I seek leave to make an explanation before asking the Minister for State/Local Government Relations a question on the subject of the Boundary Adjustment Facilitation Panel.
The Hon. J.M.A. LENSINK: On 29 November last year I asked the then minister for state/local government relations, the Hon. Russell Wortley, a question about the local government Boundary Adjustment Facilitation Panel, following a submission by a small number of electors to transfer the hundreds of Mangalo and Heggaton from the District Council of Franklin Harbour to the District Council of Cleve, which was expected to report in early 2013. I said:
The proposal, if successful, will result in all the assets, revenues and grants which relate to that area being transferred to the District Council of Cleve.
The panel's proposal appears to be predicated on only one of the 13 requirements of section 26 of the Local Government Act for boundary change, namely, paragraph (c)(vii)—Communities of Interest, and there has been little, if any, consideration of the impact of the proposal on the sustainability and capacity of the remainder of the District Council of Franklin Harbour and its community.
The panel, on the advice of the Crown Solicitor, has declined to address the financial and community ramifications to the whole community of both councils, including the levels of compensation which might need to be paid between the councils. In fact, the Crown Solicitor has stated there is no capacity under the act to require compensation, other than amounts agreed between the parties, which will be a significant loss of revenues and assets to Franklin Harbour.
I sought an assurance from the minister that all affected parties would be fully consulted, and that there would only be a gazettal following a full and comprehensive study on the impacts, particularly the issue of compensation. My question to the minister is: can she provide any information in relation to this matter?
The Hon. G.E. GAGO (Minister for Agriculture, Food and Fisheries, Minister for Forests, Minister for Regional Development, Minister for the Status of Women, Minister for State/Local Government Relations) (14:32): I thank the honourable member for her most important question. The basis of her question is really a very good premise on which to base a good argument for the further need for amalgamations of some of our councils here in South Australia. We have 68 councils, with something like 20-odd in the metropolitan area. Eyre Peninsula has—I have forgotten—eight or nine councils in the one area. We have large numbers of very small councils still. Some are so small they are really not financially viable.

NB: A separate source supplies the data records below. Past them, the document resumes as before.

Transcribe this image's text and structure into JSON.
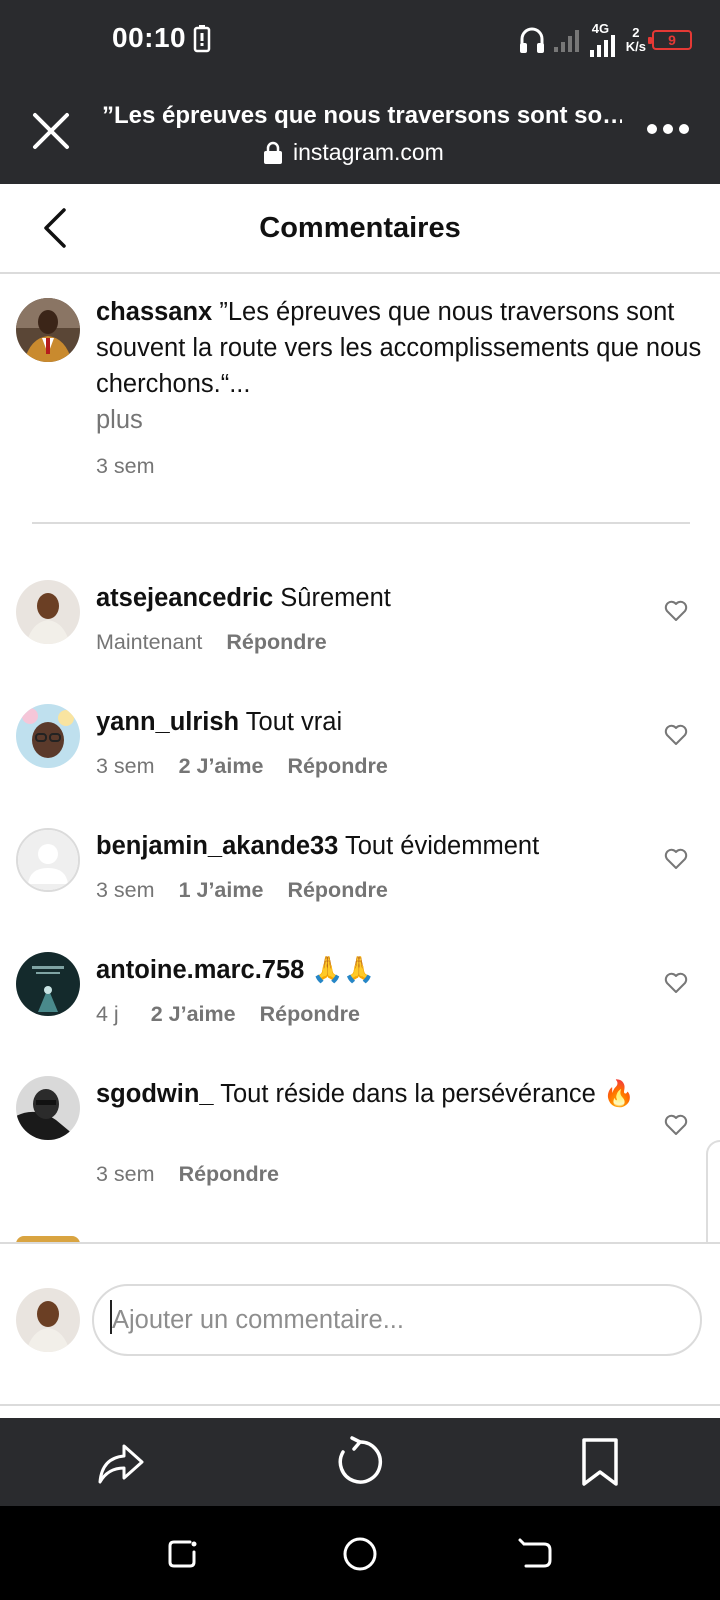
{
  "status_bar": {
    "time": "00:10",
    "network_top": "4G",
    "speed_value": "2",
    "speed_unit": "K/s",
    "battery": "9"
  },
  "browser": {
    "title": "”Les épreuves que nous traversons sont so…",
    "url": "instagram.com"
  },
  "header": {
    "title": "Commentaires"
  },
  "caption": {
    "username": "chassanx",
    "text": "”Les épreuves que nous traversons sont souvent la route vers les accomplissements que nous cherchons.“...",
    "more": "plus",
    "time": "3 sem"
  },
  "comments": [
    {
      "username": "atsejeancedric",
      "text": "Sûrement",
      "time": "Maintenant",
      "likes": "",
      "reply": "Répondre"
    },
    {
      "username": "yann_ulrish",
      "text": "Tout vrai",
      "time": "3 sem",
      "likes": "2 J’aime",
      "reply": "Répondre"
    },
    {
      "username": "benjamin_akande33",
      "text": "Tout évidemment",
      "time": "3 sem",
      "likes": "1 J’aime",
      "reply": "Répondre"
    },
    {
      "username": "antoine.marc.758",
      "text": "🙏🙏",
      "time": "4 j",
      "likes": "2 J’aime",
      "reply": "Répondre"
    },
    {
      "username": "sgodwin_",
      "text": "Tout réside dans la persévérance 🔥",
      "time": "3 sem",
      "likes": "",
      "reply": "Répondre"
    }
  ],
  "composer": {
    "placeholder": "Ajouter un commentaire..."
  },
  "colors": {
    "bar_bg": "#2a2b2e",
    "divider": "#dbdbdb",
    "muted_text": "#757575",
    "battery_low": "#e53935"
  },
  "icons": {
    "close": "close-icon",
    "lock": "lock-icon",
    "more": "more-dots-icon",
    "back": "chevron-left-icon",
    "heart": "heart-outline-icon",
    "share": "share-icon",
    "reload": "reload-icon",
    "bookmark": "bookmark-icon"
  }
}
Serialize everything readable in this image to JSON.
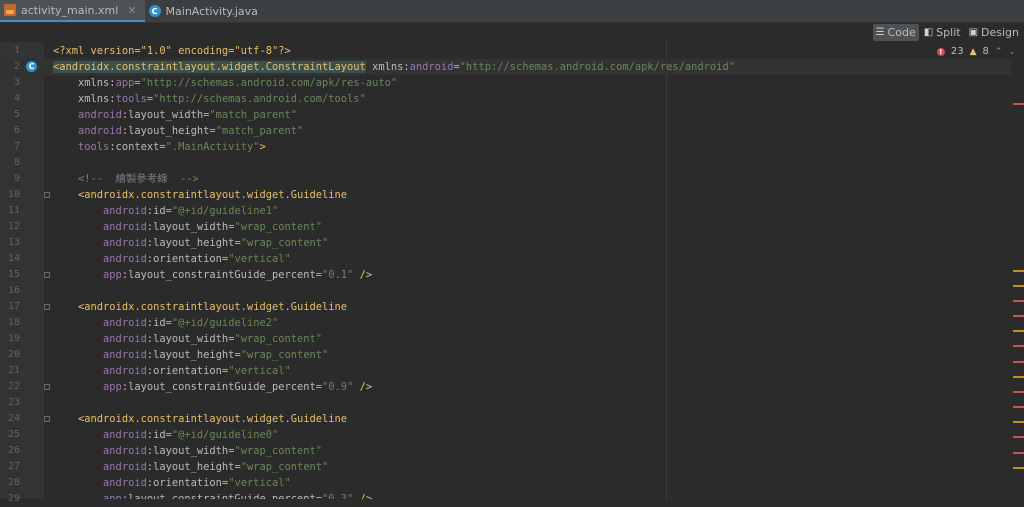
{
  "tabs": [
    {
      "label": "activity_main.xml",
      "close": "✕",
      "icon": "xml-file-icon",
      "active": true
    },
    {
      "label": "MainActivity.java",
      "icon": "java-class-icon",
      "active": false
    }
  ],
  "view_modes": [
    {
      "label": "Code",
      "icon": "code-view-icon",
      "active": true
    },
    {
      "label": "Split",
      "icon": "split-view-icon",
      "active": false
    },
    {
      "label": "Design",
      "icon": "design-view-icon",
      "active": false
    }
  ],
  "inspections": {
    "errors": "23",
    "warnings": "8"
  },
  "code_lines": [
    {
      "n": "1",
      "t": [
        [
          "tag",
          "<?xml version=\"1.0\" encoding=\"utf-8\"?>"
        ]
      ]
    },
    {
      "n": "2",
      "current": true,
      "badge": "C",
      "t": [
        [
          "taghl",
          "<androidx.constraintlayout.widget.ConstraintLayout"
        ],
        [
          "txt",
          " "
        ],
        [
          "attr",
          "xmlns:"
        ],
        [
          "ns",
          "android"
        ],
        [
          "txt",
          "="
        ],
        [
          "val",
          "\"http://schemas.android.com/apk/res/android\""
        ]
      ]
    },
    {
      "n": "3",
      "t": [
        [
          "txt",
          "    "
        ],
        [
          "attr",
          "xmlns:"
        ],
        [
          "ns",
          "app"
        ],
        [
          "txt",
          "="
        ],
        [
          "val",
          "\"http://schemas.android.com/apk/res-auto\""
        ]
      ]
    },
    {
      "n": "4",
      "t": [
        [
          "txt",
          "    "
        ],
        [
          "attr",
          "xmlns:"
        ],
        [
          "ns",
          "tools"
        ],
        [
          "txt",
          "="
        ],
        [
          "val",
          "\"http://schemas.android.com/tools\""
        ]
      ]
    },
    {
      "n": "5",
      "t": [
        [
          "txt",
          "    "
        ],
        [
          "ns",
          "android"
        ],
        [
          "attr",
          ":layout_width"
        ],
        [
          "txt",
          "="
        ],
        [
          "val",
          "\"match_parent\""
        ]
      ]
    },
    {
      "n": "6",
      "t": [
        [
          "txt",
          "    "
        ],
        [
          "ns",
          "android"
        ],
        [
          "attr",
          ":layout_height"
        ],
        [
          "txt",
          "="
        ],
        [
          "val",
          "\"match_parent\""
        ]
      ]
    },
    {
      "n": "7",
      "t": [
        [
          "txt",
          "    "
        ],
        [
          "ns",
          "tools"
        ],
        [
          "attr",
          ":context"
        ],
        [
          "txt",
          "="
        ],
        [
          "val",
          "\".MainActivity\""
        ],
        [
          "tag",
          ">"
        ]
      ]
    },
    {
      "n": "8",
      "t": []
    },
    {
      "n": "9",
      "t": [
        [
          "txt",
          "    "
        ],
        [
          "cmt",
          "<!--  繪製參考線  -->"
        ]
      ]
    },
    {
      "n": "10",
      "fold": true,
      "t": [
        [
          "txt",
          "    "
        ],
        [
          "tag",
          "<androidx.constraintlayout.widget.Guideline"
        ]
      ]
    },
    {
      "n": "11",
      "t": [
        [
          "txt",
          "        "
        ],
        [
          "ns",
          "android"
        ],
        [
          "attr",
          ":id"
        ],
        [
          "txt",
          "="
        ],
        [
          "val",
          "\"@+id/guideline1\""
        ]
      ]
    },
    {
      "n": "12",
      "t": [
        [
          "txt",
          "        "
        ],
        [
          "ns",
          "android"
        ],
        [
          "attr",
          ":layout_width"
        ],
        [
          "txt",
          "="
        ],
        [
          "val",
          "\"wrap_content\""
        ]
      ]
    },
    {
      "n": "13",
      "t": [
        [
          "txt",
          "        "
        ],
        [
          "ns",
          "android"
        ],
        [
          "attr",
          ":layout_height"
        ],
        [
          "txt",
          "="
        ],
        [
          "val",
          "\"wrap_content\""
        ]
      ]
    },
    {
      "n": "14",
      "t": [
        [
          "txt",
          "        "
        ],
        [
          "ns",
          "android"
        ],
        [
          "attr",
          ":orientation"
        ],
        [
          "txt",
          "="
        ],
        [
          "val",
          "\"vertical\""
        ]
      ]
    },
    {
      "n": "15",
      "fold": true,
      "t": [
        [
          "txt",
          "        "
        ],
        [
          "ns",
          "app"
        ],
        [
          "attr",
          ":layout_constraintGuide_percent"
        ],
        [
          "txt",
          "="
        ],
        [
          "val",
          "\"0.1\""
        ],
        [
          "txt",
          " "
        ],
        [
          "tag",
          "/>"
        ]
      ]
    },
    {
      "n": "16",
      "t": []
    },
    {
      "n": "17",
      "fold": true,
      "t": [
        [
          "txt",
          "    "
        ],
        [
          "tag",
          "<androidx.constraintlayout.widget.Guideline"
        ]
      ]
    },
    {
      "n": "18",
      "t": [
        [
          "txt",
          "        "
        ],
        [
          "ns",
          "android"
        ],
        [
          "attr",
          ":id"
        ],
        [
          "txt",
          "="
        ],
        [
          "val",
          "\"@+id/guideline2\""
        ]
      ]
    },
    {
      "n": "19",
      "t": [
        [
          "txt",
          "        "
        ],
        [
          "ns",
          "android"
        ],
        [
          "attr",
          ":layout_width"
        ],
        [
          "txt",
          "="
        ],
        [
          "val",
          "\"wrap_content\""
        ]
      ]
    },
    {
      "n": "20",
      "t": [
        [
          "txt",
          "        "
        ],
        [
          "ns",
          "android"
        ],
        [
          "attr",
          ":layout_height"
        ],
        [
          "txt",
          "="
        ],
        [
          "val",
          "\"wrap_content\""
        ]
      ]
    },
    {
      "n": "21",
      "t": [
        [
          "txt",
          "        "
        ],
        [
          "ns",
          "android"
        ],
        [
          "attr",
          ":orientation"
        ],
        [
          "txt",
          "="
        ],
        [
          "val",
          "\"vertical\""
        ]
      ]
    },
    {
      "n": "22",
      "fold": true,
      "t": [
        [
          "txt",
          "        "
        ],
        [
          "ns",
          "app"
        ],
        [
          "attr",
          ":layout_constraintGuide_percent"
        ],
        [
          "txt",
          "="
        ],
        [
          "val",
          "\"0.9\""
        ],
        [
          "txt",
          " "
        ],
        [
          "tag",
          "/>"
        ]
      ]
    },
    {
      "n": "23",
      "t": []
    },
    {
      "n": "24",
      "fold": true,
      "t": [
        [
          "txt",
          "    "
        ],
        [
          "tag",
          "<androidx.constraintlayout.widget.Guideline"
        ]
      ]
    },
    {
      "n": "25",
      "t": [
        [
          "txt",
          "        "
        ],
        [
          "ns",
          "android"
        ],
        [
          "attr",
          ":id"
        ],
        [
          "txt",
          "="
        ],
        [
          "val",
          "\"@+id/guideline0\""
        ]
      ]
    },
    {
      "n": "26",
      "t": [
        [
          "txt",
          "        "
        ],
        [
          "ns",
          "android"
        ],
        [
          "attr",
          ":layout_width"
        ],
        [
          "txt",
          "="
        ],
        [
          "val",
          "\"wrap_content\""
        ]
      ]
    },
    {
      "n": "27",
      "t": [
        [
          "txt",
          "        "
        ],
        [
          "ns",
          "android"
        ],
        [
          "attr",
          ":layout_height"
        ],
        [
          "txt",
          "="
        ],
        [
          "val",
          "\"wrap_content\""
        ]
      ]
    },
    {
      "n": "28",
      "t": [
        [
          "txt",
          "        "
        ],
        [
          "ns",
          "android"
        ],
        [
          "attr",
          ":orientation"
        ],
        [
          "txt",
          "="
        ],
        [
          "val",
          "\"vertical\""
        ]
      ]
    },
    {
      "n": "29",
      "t": [
        [
          "txt",
          "        "
        ],
        [
          "ns",
          "app"
        ],
        [
          "attr",
          ":layout_constraintGuide_percent"
        ],
        [
          "txt",
          "="
        ],
        [
          "val",
          "\"0.3\""
        ],
        [
          "txt",
          " "
        ],
        [
          "tag",
          "/>"
        ]
      ]
    }
  ],
  "colors": {
    "background": "#2b2b2b",
    "gutter": "#313335",
    "tag": "#e8bf6a",
    "namespace": "#9876aa",
    "value": "#6a8759",
    "comment": "#808080",
    "error_mark": "#c75450",
    "warning_mark": "#be9117",
    "accent": "#4a88c7"
  },
  "error_stripe": {
    "marks": [
      {
        "kind": "error",
        "line": 4
      },
      {
        "kind": "warning",
        "line": 15
      },
      {
        "kind": "warning",
        "line": 16
      },
      {
        "kind": "error",
        "line": 17
      },
      {
        "kind": "error",
        "line": 18
      },
      {
        "kind": "warning",
        "line": 19
      },
      {
        "kind": "error",
        "line": 20
      },
      {
        "kind": "error",
        "line": 21
      },
      {
        "kind": "warning",
        "line": 22
      },
      {
        "kind": "error",
        "line": 23
      },
      {
        "kind": "error",
        "line": 24
      },
      {
        "kind": "warning",
        "line": 25
      },
      {
        "kind": "error",
        "line": 26
      },
      {
        "kind": "error",
        "line": 27
      },
      {
        "kind": "warning",
        "line": 28
      }
    ]
  }
}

We have examples of where groups of ratepayers want to shift their alliance with a particular council because they do not believe they are getting good value from the council with which they are currently associated, but to move would mean even further adverse financial implications for that council. It is outrageous! Some of these councils should take a good hard look at themselves and look to amalgamating and improving efficiencies throughout particularly our regions, but the metropolitan region is just as bad.
Our policy position is one of voluntary amalgamation, so all I can do is encourage councils, whenever I get the opportunity, to rethink and closely look at the opportunity and benefits from amalgamating. In terms of the particular example that the honourable member has raised, as I was just talking in general terms, obviously the Local Government Act has established this independent body, the Boundary Adjustment Facilitation Panel, to investigate and make recommendations on proposals for council boundary changes.
The act sets out the process that the panel has to undertake in the way it receives submissions and suchlike. It gives no power to me as minister to actually influence the operations of the panel during its deliberations about the boundary changes. My involvement under the act requires me, on receipt of the panel's report on a public-initiated submission, to either accept the report or refer the report back to the panel with a request to consider the matters and to take such steps as I might specify.
The panel has issued a set of guidelines to assist both councils and also electors in the development of the preparation of submissions for the review of the panel. The proposals for boundary adjustments may be made by either council electors or jointly by affected councils. A submission to change the boundaries in an area can be made by a group of 20 or more electors. The submissions must first be made to the affected councils.
If supported, the councils then may make a joint proposal to the council. If either of the councils informs the electors that the submission is not supported, then electors may then submit a proposal to the panel directly for consideration. If the panel believes that the proposal has merit, it investigates the matter and consults with affected stakeholders. A report is then prepared for my consideration.
In relation to the Franklin Harbour-Cleve proposal, a group of eligible electors from the District Council of Franklin Harbour made a submission to the panel seeking to have the council boundary adjusted to excise a portion of the District Council of Franklin Harbour and include it in the District Council of Cleve. The proposal for the boundary change was released for public consultation, I am advised, until 24 December 2012. I am advised that the panel met on 21 February 2013 to consider the responses received during the community consultation period, and I understand there are still a number of steps for the panel to go through, including further consultation with the affected councils, before a report is then prepared for my consideration, and I await the outcome of that report.
While I am on my feet, if I could just clarify for the record in relation to the forestry advisory board that the requirement is for six meetings per year.